:: Work instructions ::
Would you output the lines from the one containing "Extract the structured" through the final line of the entries, exactly and with pictures omitted?

:: Provided entries ::
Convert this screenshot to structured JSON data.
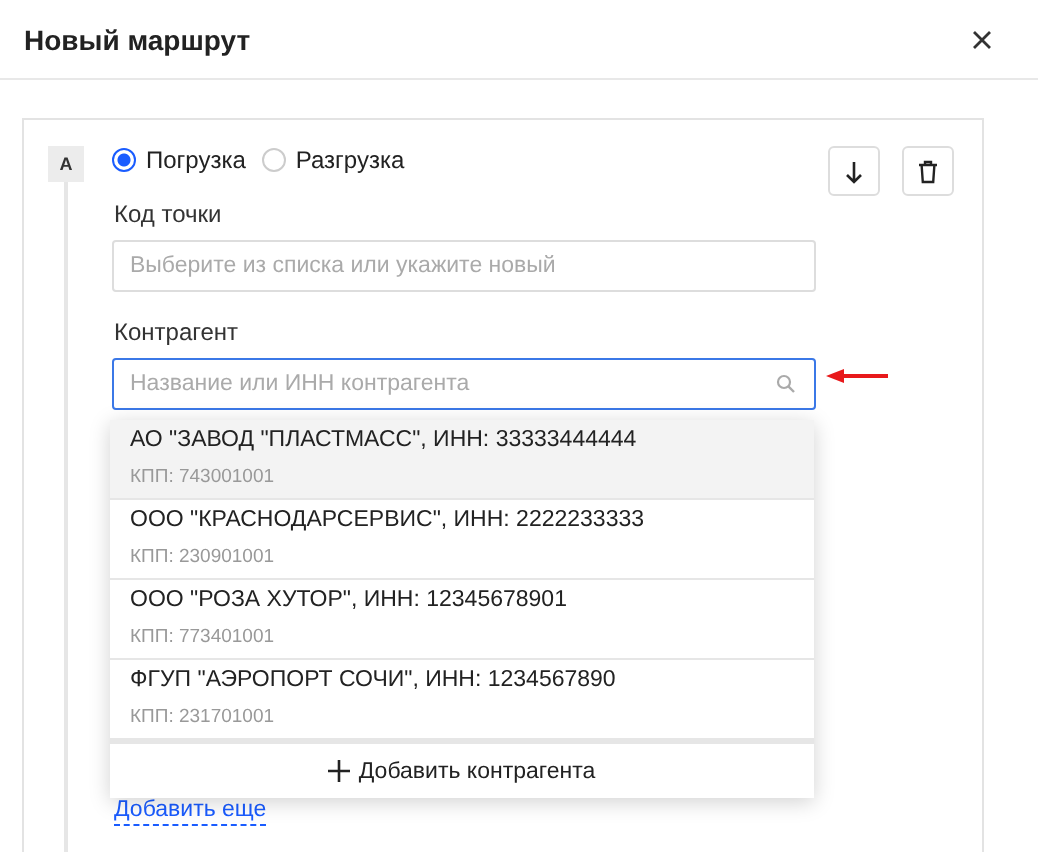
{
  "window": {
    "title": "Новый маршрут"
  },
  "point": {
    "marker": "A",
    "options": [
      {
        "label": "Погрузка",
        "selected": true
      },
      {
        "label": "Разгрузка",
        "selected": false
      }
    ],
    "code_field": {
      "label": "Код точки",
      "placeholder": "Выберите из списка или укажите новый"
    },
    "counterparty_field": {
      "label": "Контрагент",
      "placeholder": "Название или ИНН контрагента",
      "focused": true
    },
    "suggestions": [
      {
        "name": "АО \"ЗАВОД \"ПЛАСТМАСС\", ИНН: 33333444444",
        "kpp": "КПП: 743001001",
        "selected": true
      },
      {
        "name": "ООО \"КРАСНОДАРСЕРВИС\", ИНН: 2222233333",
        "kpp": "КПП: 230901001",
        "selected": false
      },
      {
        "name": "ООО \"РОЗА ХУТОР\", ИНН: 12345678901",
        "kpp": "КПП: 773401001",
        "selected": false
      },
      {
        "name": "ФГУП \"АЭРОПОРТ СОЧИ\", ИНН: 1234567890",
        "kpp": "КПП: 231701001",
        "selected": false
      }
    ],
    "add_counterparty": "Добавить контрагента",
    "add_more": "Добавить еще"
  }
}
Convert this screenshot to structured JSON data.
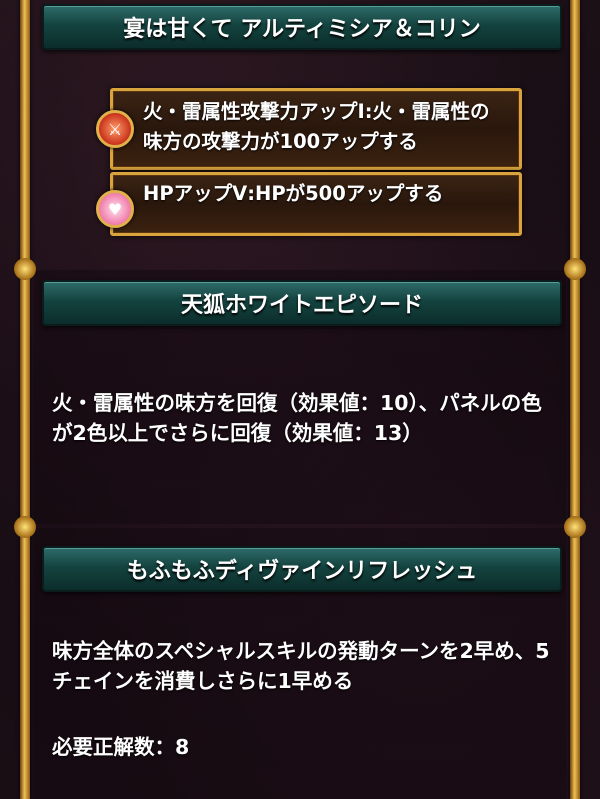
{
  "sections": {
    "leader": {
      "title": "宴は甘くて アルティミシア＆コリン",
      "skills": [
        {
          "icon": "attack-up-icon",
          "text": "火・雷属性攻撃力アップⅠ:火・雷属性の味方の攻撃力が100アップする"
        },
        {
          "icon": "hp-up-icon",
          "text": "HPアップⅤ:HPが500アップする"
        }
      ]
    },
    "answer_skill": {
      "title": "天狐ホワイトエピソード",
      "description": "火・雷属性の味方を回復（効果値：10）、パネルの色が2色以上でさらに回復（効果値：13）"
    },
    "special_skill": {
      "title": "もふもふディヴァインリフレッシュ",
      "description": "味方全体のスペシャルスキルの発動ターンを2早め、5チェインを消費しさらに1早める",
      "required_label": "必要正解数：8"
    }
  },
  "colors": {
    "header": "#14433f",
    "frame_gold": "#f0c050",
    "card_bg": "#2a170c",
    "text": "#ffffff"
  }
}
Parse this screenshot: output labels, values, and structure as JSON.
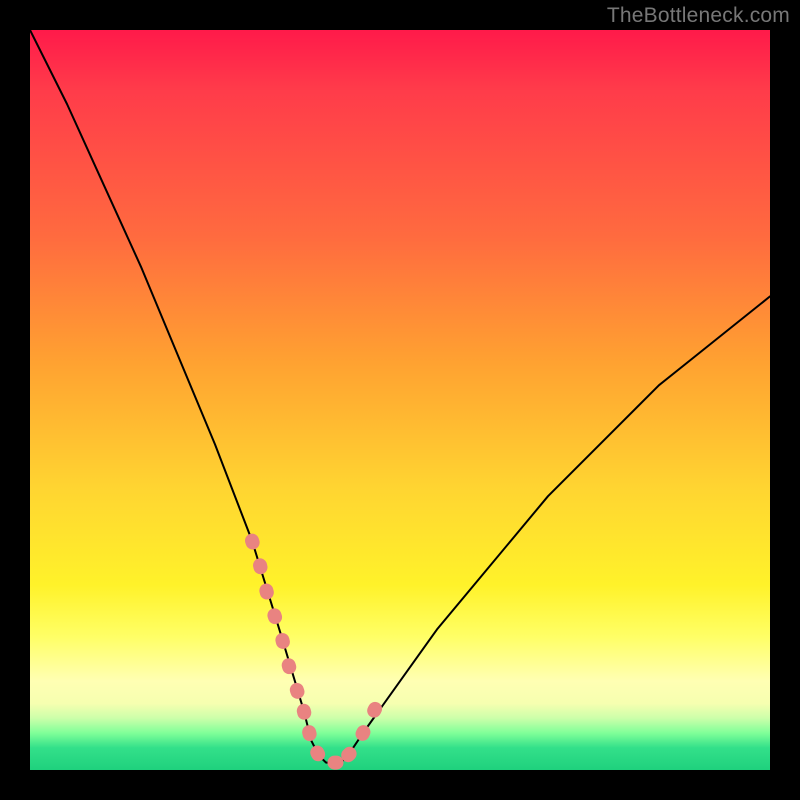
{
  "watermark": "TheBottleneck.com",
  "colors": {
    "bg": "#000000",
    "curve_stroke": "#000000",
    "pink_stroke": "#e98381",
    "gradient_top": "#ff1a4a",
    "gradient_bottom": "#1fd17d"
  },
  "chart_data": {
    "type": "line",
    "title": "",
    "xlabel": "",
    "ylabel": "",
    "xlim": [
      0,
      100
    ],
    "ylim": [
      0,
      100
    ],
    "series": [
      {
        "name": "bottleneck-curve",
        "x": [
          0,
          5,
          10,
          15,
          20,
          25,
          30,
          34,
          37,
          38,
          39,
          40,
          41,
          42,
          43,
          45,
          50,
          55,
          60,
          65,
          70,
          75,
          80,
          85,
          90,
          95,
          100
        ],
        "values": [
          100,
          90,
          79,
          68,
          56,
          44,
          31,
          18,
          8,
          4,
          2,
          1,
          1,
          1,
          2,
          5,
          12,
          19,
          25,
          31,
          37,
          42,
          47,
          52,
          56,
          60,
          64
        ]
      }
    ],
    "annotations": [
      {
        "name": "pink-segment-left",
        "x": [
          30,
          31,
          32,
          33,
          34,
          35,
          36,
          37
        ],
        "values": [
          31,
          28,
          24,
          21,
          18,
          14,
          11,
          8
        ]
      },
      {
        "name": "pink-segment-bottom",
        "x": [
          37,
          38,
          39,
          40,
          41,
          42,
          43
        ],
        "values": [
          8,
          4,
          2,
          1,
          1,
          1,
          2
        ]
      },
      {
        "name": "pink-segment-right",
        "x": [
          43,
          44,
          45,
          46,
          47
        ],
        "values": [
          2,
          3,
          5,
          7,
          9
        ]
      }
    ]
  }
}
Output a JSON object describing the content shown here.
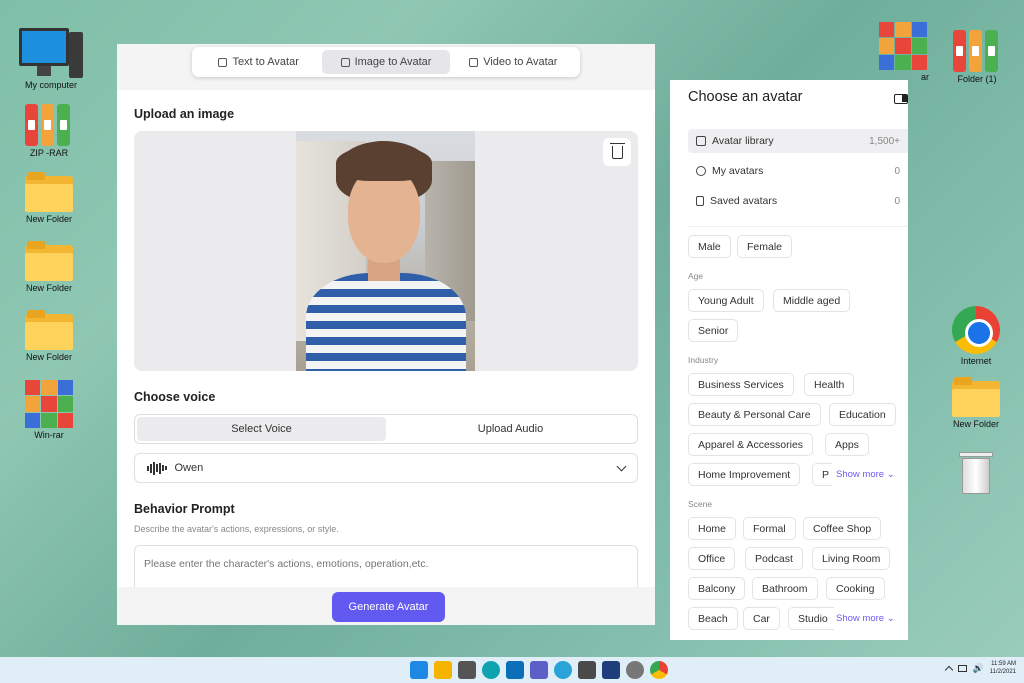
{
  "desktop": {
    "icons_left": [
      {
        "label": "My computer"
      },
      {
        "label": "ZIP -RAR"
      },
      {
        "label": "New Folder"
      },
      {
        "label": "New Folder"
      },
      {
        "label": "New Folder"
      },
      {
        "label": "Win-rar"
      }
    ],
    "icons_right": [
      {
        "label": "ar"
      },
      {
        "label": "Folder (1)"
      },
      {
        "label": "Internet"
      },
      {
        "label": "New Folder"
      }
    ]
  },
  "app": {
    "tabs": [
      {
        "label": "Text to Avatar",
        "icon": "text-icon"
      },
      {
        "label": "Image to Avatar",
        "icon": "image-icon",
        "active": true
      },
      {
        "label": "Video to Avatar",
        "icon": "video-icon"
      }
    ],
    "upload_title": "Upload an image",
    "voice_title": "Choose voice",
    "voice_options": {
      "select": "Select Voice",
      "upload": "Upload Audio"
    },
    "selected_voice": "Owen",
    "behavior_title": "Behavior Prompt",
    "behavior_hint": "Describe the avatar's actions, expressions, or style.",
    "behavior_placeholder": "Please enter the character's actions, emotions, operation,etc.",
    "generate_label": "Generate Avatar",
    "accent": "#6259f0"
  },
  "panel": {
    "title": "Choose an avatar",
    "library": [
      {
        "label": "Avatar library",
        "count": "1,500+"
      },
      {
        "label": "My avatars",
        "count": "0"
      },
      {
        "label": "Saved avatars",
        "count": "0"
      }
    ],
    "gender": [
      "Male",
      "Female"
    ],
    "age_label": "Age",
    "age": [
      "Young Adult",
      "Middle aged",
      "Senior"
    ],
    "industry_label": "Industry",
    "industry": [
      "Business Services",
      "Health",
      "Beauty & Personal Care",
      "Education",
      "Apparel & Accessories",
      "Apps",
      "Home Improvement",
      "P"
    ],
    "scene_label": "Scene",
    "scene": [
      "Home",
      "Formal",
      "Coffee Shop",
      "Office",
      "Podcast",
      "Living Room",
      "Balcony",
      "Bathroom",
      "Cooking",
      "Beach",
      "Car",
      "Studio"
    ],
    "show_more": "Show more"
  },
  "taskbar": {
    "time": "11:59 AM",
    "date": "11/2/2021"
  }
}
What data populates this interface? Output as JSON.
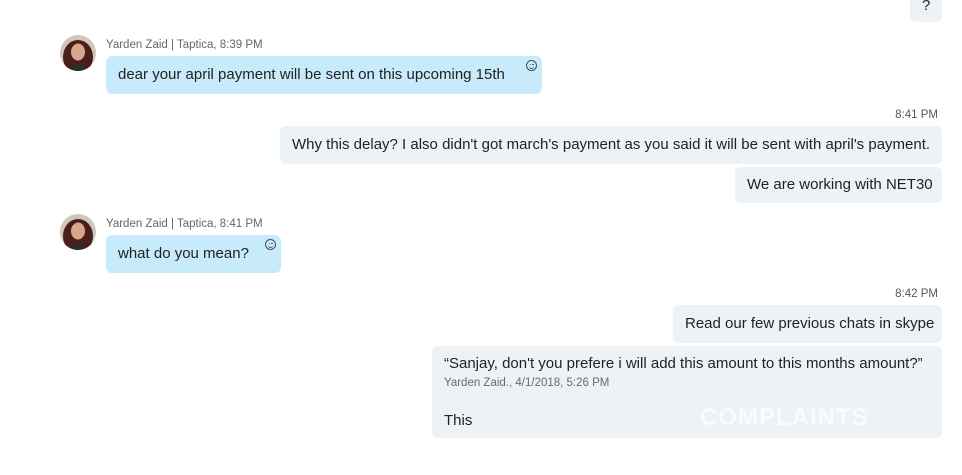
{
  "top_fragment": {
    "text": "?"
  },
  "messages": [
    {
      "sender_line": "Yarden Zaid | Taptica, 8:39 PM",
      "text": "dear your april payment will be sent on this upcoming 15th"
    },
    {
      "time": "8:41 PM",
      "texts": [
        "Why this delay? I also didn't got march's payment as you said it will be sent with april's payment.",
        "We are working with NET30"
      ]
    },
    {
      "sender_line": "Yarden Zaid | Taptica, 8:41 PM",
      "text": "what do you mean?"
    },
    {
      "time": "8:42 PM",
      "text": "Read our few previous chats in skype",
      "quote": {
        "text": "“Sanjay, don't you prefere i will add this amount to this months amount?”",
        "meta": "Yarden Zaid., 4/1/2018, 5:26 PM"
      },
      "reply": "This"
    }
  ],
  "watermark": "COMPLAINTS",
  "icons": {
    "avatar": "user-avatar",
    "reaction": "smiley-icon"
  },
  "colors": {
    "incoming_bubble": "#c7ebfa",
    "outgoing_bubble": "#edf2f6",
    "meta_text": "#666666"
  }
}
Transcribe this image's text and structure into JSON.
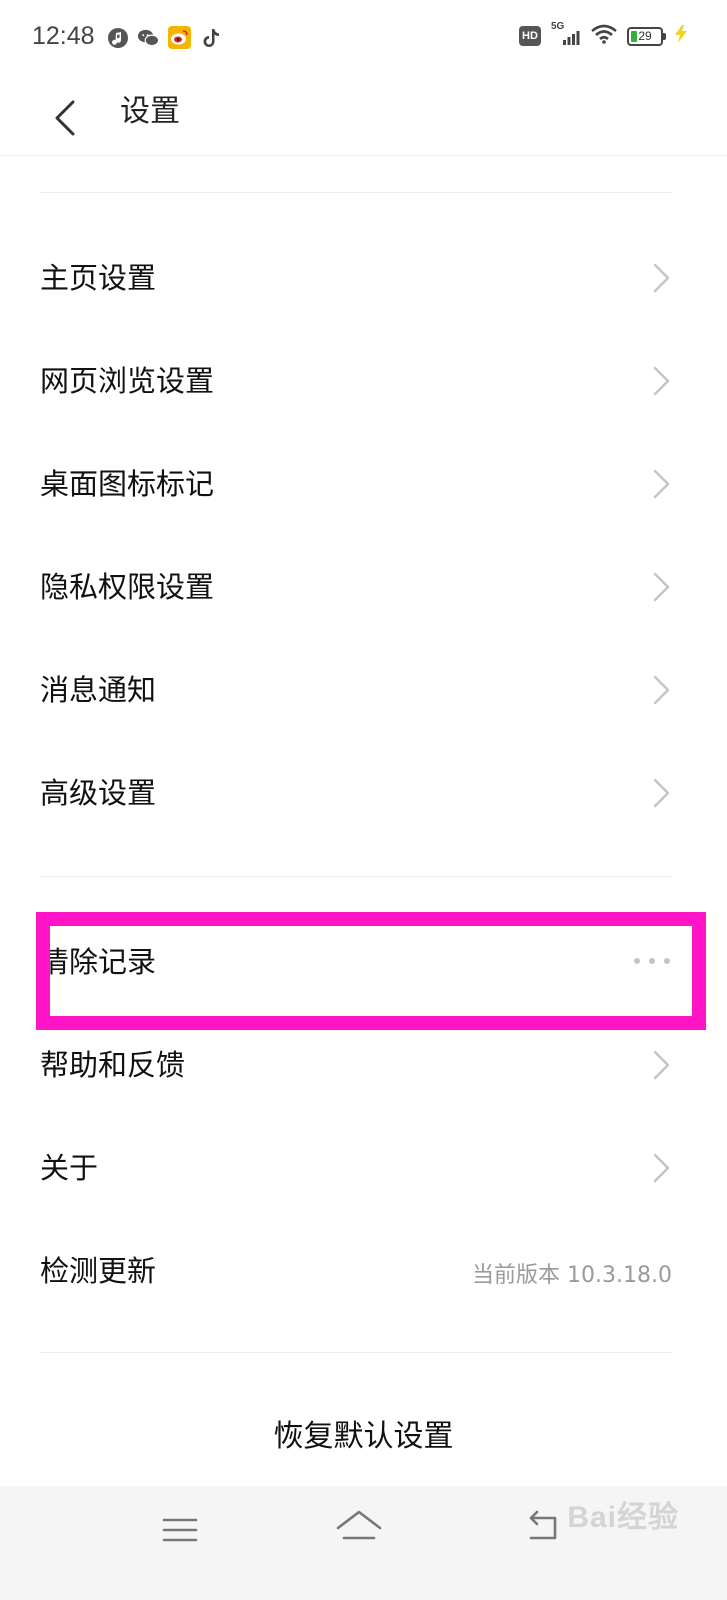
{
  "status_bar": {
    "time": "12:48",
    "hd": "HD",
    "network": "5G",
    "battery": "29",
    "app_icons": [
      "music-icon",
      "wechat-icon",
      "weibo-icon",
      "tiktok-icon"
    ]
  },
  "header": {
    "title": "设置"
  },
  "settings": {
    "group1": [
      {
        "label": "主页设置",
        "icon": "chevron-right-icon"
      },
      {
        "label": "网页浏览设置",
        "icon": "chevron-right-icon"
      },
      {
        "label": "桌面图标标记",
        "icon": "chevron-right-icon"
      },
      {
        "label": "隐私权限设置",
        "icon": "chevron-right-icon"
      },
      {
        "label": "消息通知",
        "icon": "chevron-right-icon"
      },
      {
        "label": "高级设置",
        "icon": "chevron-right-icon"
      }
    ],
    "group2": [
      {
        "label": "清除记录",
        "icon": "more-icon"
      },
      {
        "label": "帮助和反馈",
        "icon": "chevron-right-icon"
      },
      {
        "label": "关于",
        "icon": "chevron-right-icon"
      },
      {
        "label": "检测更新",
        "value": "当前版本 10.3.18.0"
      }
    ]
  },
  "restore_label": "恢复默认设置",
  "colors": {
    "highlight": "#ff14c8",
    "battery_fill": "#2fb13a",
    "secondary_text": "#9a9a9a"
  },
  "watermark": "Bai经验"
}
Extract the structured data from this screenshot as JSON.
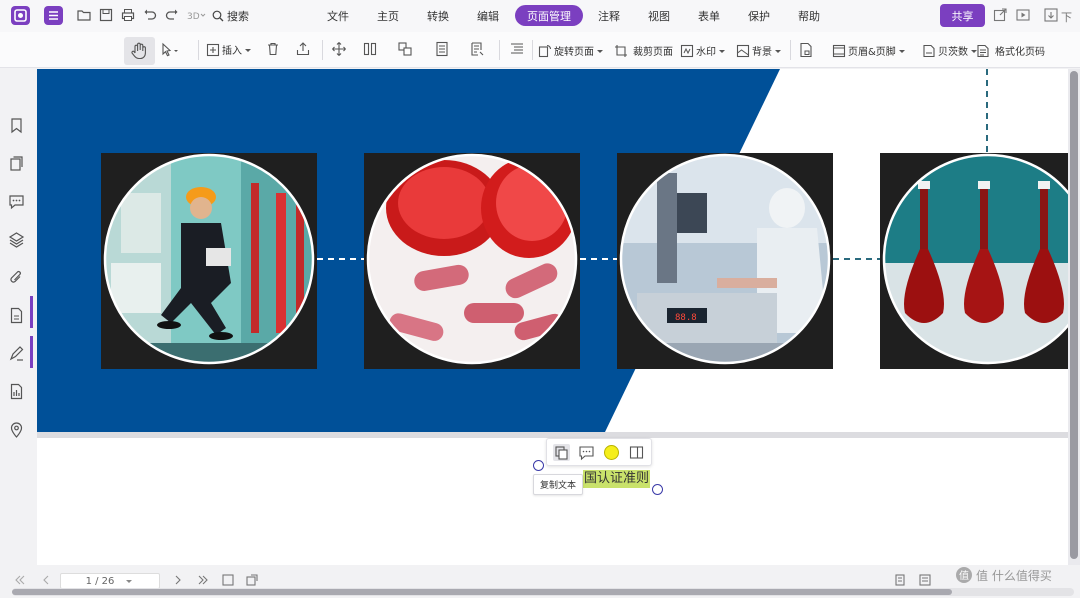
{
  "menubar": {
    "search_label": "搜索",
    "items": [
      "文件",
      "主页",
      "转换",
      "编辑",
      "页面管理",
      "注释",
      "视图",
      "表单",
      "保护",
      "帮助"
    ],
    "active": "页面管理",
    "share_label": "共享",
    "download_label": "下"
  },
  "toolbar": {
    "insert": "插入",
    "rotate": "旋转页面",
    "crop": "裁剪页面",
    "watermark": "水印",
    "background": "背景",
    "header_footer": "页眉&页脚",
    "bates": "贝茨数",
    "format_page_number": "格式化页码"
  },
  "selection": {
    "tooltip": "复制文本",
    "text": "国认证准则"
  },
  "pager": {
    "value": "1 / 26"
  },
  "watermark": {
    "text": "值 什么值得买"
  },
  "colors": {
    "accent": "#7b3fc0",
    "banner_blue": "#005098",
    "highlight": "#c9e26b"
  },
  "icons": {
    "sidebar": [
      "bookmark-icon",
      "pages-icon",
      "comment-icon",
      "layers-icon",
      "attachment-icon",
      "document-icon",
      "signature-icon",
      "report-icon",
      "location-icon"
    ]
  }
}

:: Exercise solution ::
Extract the structured data from this screenshot as JSON.
{
  "menubar": {
    "search_label": "搜索",
    "items": [
      "文件",
      "主页",
      "转换",
      "编辑",
      "页面管理",
      "注释",
      "视图",
      "表单",
      "保护",
      "帮助"
    ],
    "active": "页面管理",
    "share_label": "共享",
    "download_label": "下"
  },
  "toolbar": {
    "insert": "插入",
    "rotate": "旋转页面",
    "crop": "裁剪页面",
    "watermark": "水印",
    "background": "背景",
    "header_footer": "页眉&页脚",
    "bates": "贝茨数",
    "format_page_number": "格式化页码"
  },
  "selection": {
    "tooltip": "复制文本",
    "text": "国认证准则"
  },
  "pager": {
    "value": "1 / 26"
  },
  "watermark": {
    "text": "值 什么值得买"
  },
  "colors": {
    "accent": "#7b3fc0",
    "banner_blue": "#005098",
    "highlight": "#c9e26b"
  },
  "icons": {
    "sidebar": [
      "bookmark-icon",
      "pages-icon",
      "comment-icon",
      "layers-icon",
      "attachment-icon",
      "document-icon",
      "signature-icon",
      "report-icon",
      "location-icon"
    ]
  }
}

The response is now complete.